State the number of lines in these records holding "article". Say nothing more.

• [Given data]
◇ ◇ ◇ ◇ ◇ ◇ ◇

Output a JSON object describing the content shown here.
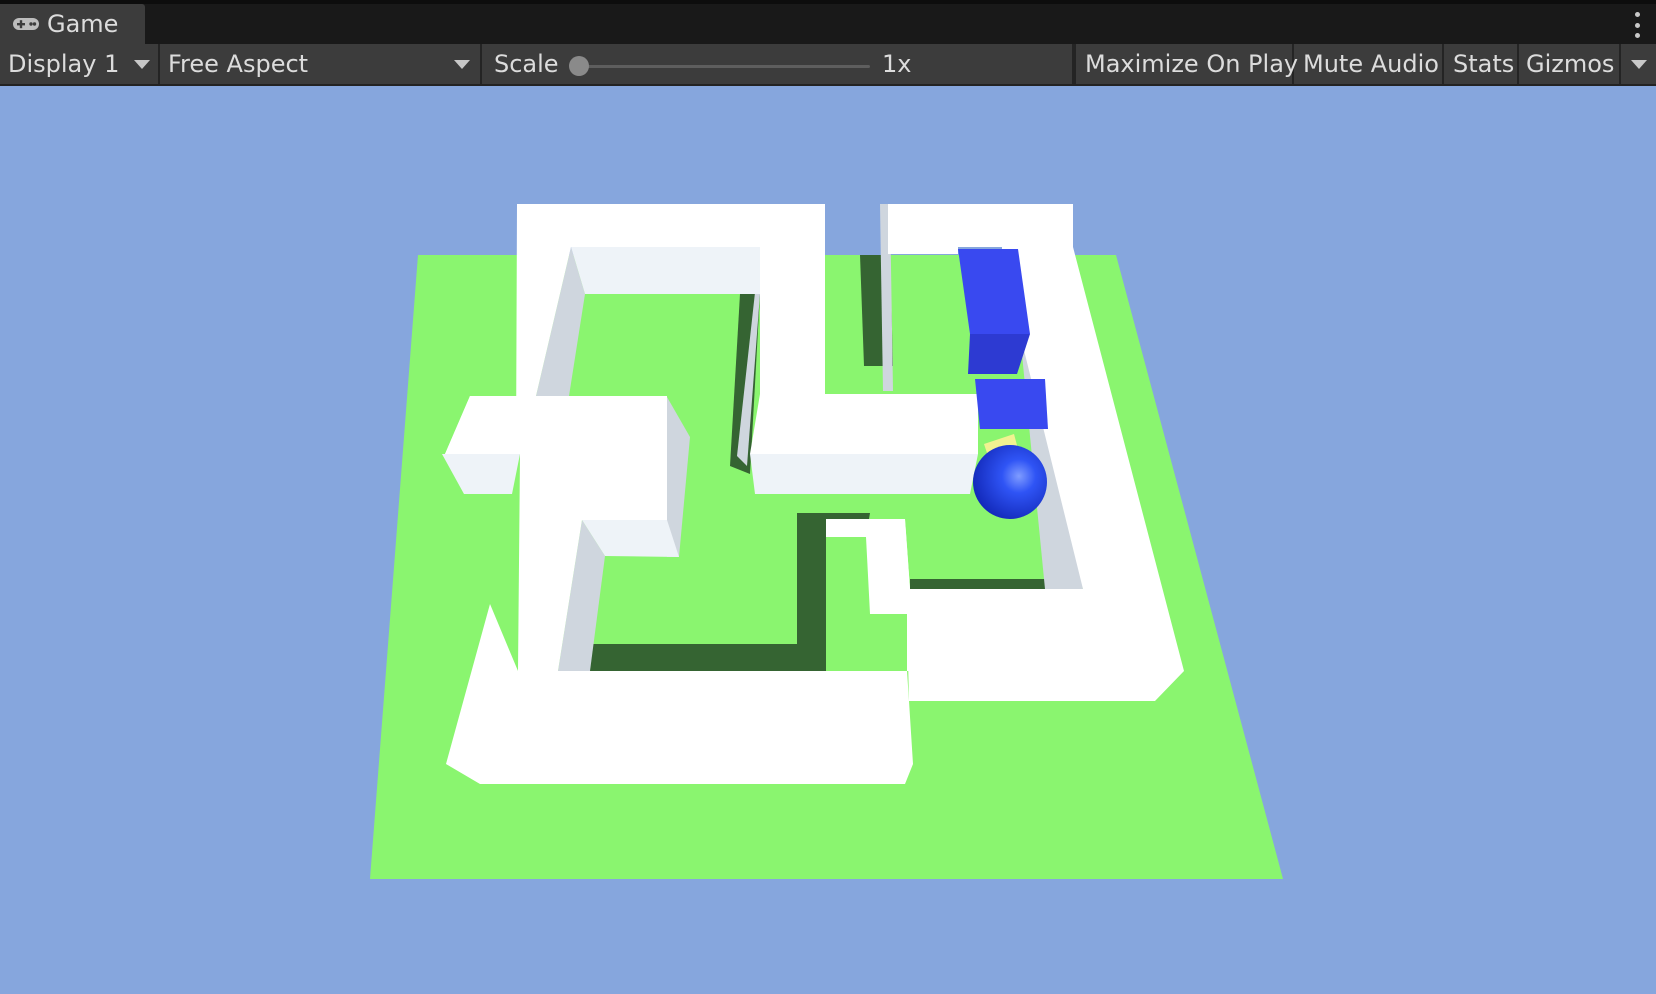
{
  "window": {
    "tab_label": "Game",
    "tab_icon": "gamepad-icon",
    "menu_icon": "kebab-menu-icon"
  },
  "toolbar": {
    "display_label": "Display 1",
    "aspect_label": "Free Aspect",
    "scale_label": "Scale",
    "scale_value": "1x",
    "maximize_label": "Maximize On Play",
    "mute_label": "Mute Audio",
    "stats_label": "Stats",
    "gizmos_label": "Gizmos"
  },
  "viewport": {
    "sky_color": "#86a6dd",
    "ground_color": "#8af56f",
    "wall_color": "#ffffff",
    "player_color": "#2c43ec",
    "ball_color": "#1a3de8",
    "marker_color": "#f1f291"
  }
}
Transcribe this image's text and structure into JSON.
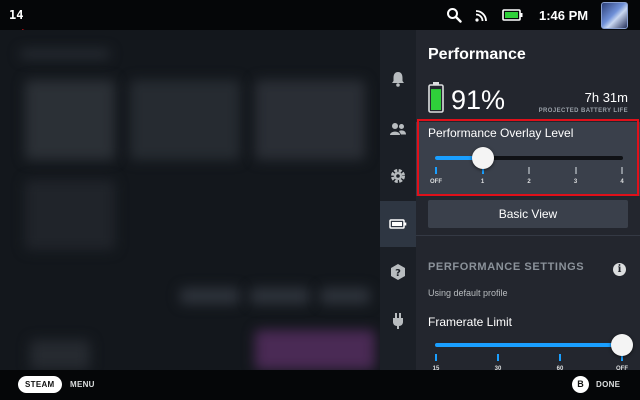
{
  "topbar": {
    "fps_counter": "14",
    "clock": "1:46 PM",
    "icons": [
      "search-icon",
      "cast-icon",
      "battery-icon",
      "avatar"
    ]
  },
  "sidebar": {
    "items": [
      {
        "icon": "bell-icon",
        "active": false
      },
      {
        "icon": "friends-icon",
        "active": false
      },
      {
        "icon": "gear-icon",
        "active": false
      },
      {
        "icon": "battery-icon",
        "active": true
      },
      {
        "icon": "help-icon",
        "active": false
      },
      {
        "icon": "power-plug-icon",
        "active": false
      }
    ]
  },
  "panel": {
    "title": "Performance",
    "battery": {
      "percent": "91%",
      "percent_value": 91,
      "time": "7h 31m",
      "time_label": "PROJECTED BATTERY LIFE"
    },
    "overlay": {
      "label": "Performance Overlay Level",
      "ticks": [
        "OFF",
        "1",
        "2",
        "3",
        "4"
      ],
      "selected_index": 1
    },
    "basic_view_label": "Basic View",
    "settings_header": "PERFORMANCE SETTINGS",
    "profile_note": "Using default profile",
    "framerate": {
      "label": "Framerate Limit",
      "ticks": [
        "15",
        "30",
        "60",
        "OFF"
      ],
      "selected_index": 3
    }
  },
  "bottombar": {
    "steam_label": "STEAM",
    "menu_label": "MENU",
    "b_label": "B",
    "done_label": "DONE"
  },
  "colors": {
    "accent": "#1a9fff",
    "highlight": "#e0101a",
    "battery_green": "#2fcf3a"
  }
}
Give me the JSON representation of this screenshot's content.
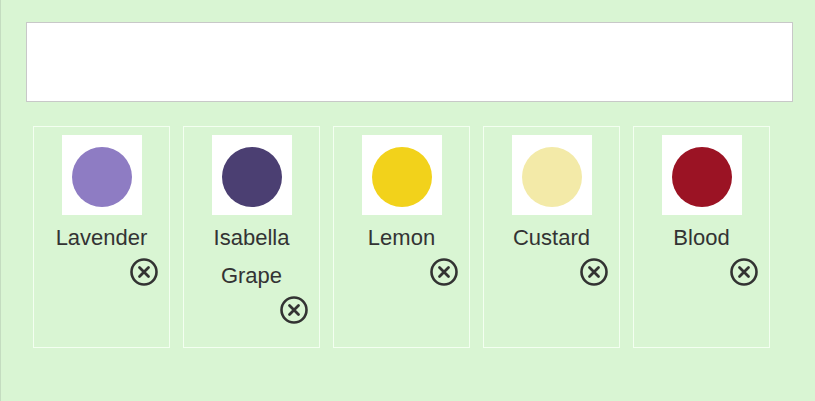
{
  "field": {
    "value": ""
  },
  "tags": [
    {
      "label": "Lavender",
      "color": "#8e7cc3"
    },
    {
      "label": "Isabella Grape",
      "color": "#4b3f72"
    },
    {
      "label": "Lemon",
      "color": "#f2d21b"
    },
    {
      "label": "Custard",
      "color": "#f3eaa8"
    },
    {
      "label": "Blood",
      "color": "#9b1324"
    }
  ]
}
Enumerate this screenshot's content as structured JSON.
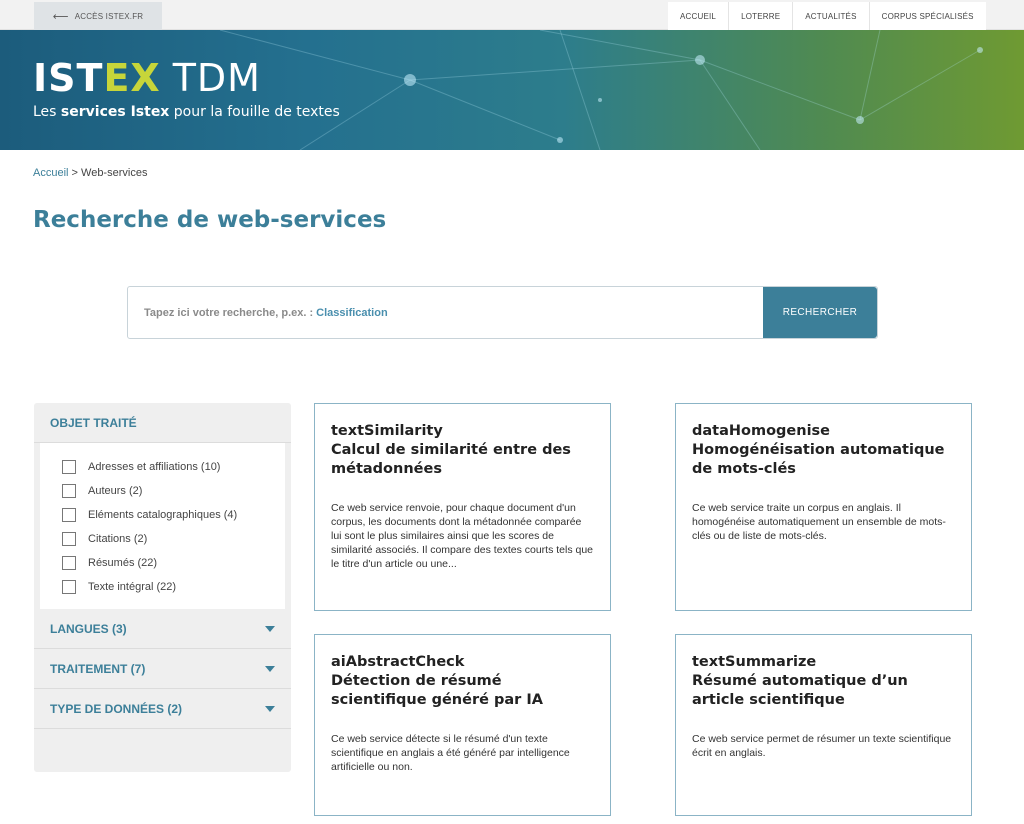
{
  "topbar": {
    "back_label": "ACCÈS ISTEX.FR",
    "nav": [
      "ACCUEIL",
      "LOTERRE",
      "ACTUALITÉS",
      "CORPUS SPÉCIALISÉS"
    ]
  },
  "banner": {
    "brand_ist": "IST",
    "brand_ex": "EX",
    "brand_tdm": "TDM",
    "tagline_pre": "Les ",
    "tagline_bold": "services Istex",
    "tagline_post": " pour la fouille de textes"
  },
  "breadcrumb": {
    "home": "Accueil",
    "sep": " > ",
    "current": "Web-services"
  },
  "page_title": "Recherche de web-services",
  "search": {
    "placeholder_prefix": "Tapez ici votre recherche, p.ex. :",
    "placeholder_hint": "Classification",
    "button": "RECHERCHER"
  },
  "filters": {
    "objet_title": "OBJET TRAITÉ",
    "objet_items": [
      "Adresses et affiliations (10)",
      "Auteurs (2)",
      "Eléments catalographiques (4)",
      "Citations (2)",
      "Résumés (22)",
      "Texte intégral (22)"
    ],
    "langues": "LANGUES (3)",
    "traitement": "TRAITEMENT (7)",
    "type_donnees": "TYPE DE DONNÉES (2)"
  },
  "cards": [
    {
      "name": "textSimilarity",
      "title": "Calcul de similarité entre des métadonnées",
      "desc": "Ce web service renvoie, pour chaque document d'un corpus, les documents dont la métadonnée comparée lui sont le plus similaires ainsi que les scores de similarité associés. Il compare des textes courts tels que le titre d'un article ou une..."
    },
    {
      "name": "dataHomogenise",
      "title": "Homogénéisation automatique de mots-clés",
      "desc": "Ce web service traite un corpus en anglais. Il homogénéise automatiquement un ensemble de mots-clés ou de liste de mots-clés."
    },
    {
      "name": "aiAbstractCheck",
      "title": "Détection de résumé scientifique généré par IA",
      "desc": "Ce web service détecte si le résumé d'un texte scientifique en anglais a été généré par intelligence artificielle ou non."
    },
    {
      "name": "textSummarize",
      "title": "Résumé automatique d’un article scientifique",
      "desc": "Ce web service permet de résumer un texte scientifique écrit en anglais."
    }
  ],
  "colors": {
    "accent": "#3c7f99",
    "brand_green": "#c7d53a"
  }
}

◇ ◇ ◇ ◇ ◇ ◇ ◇

• [Task response] 2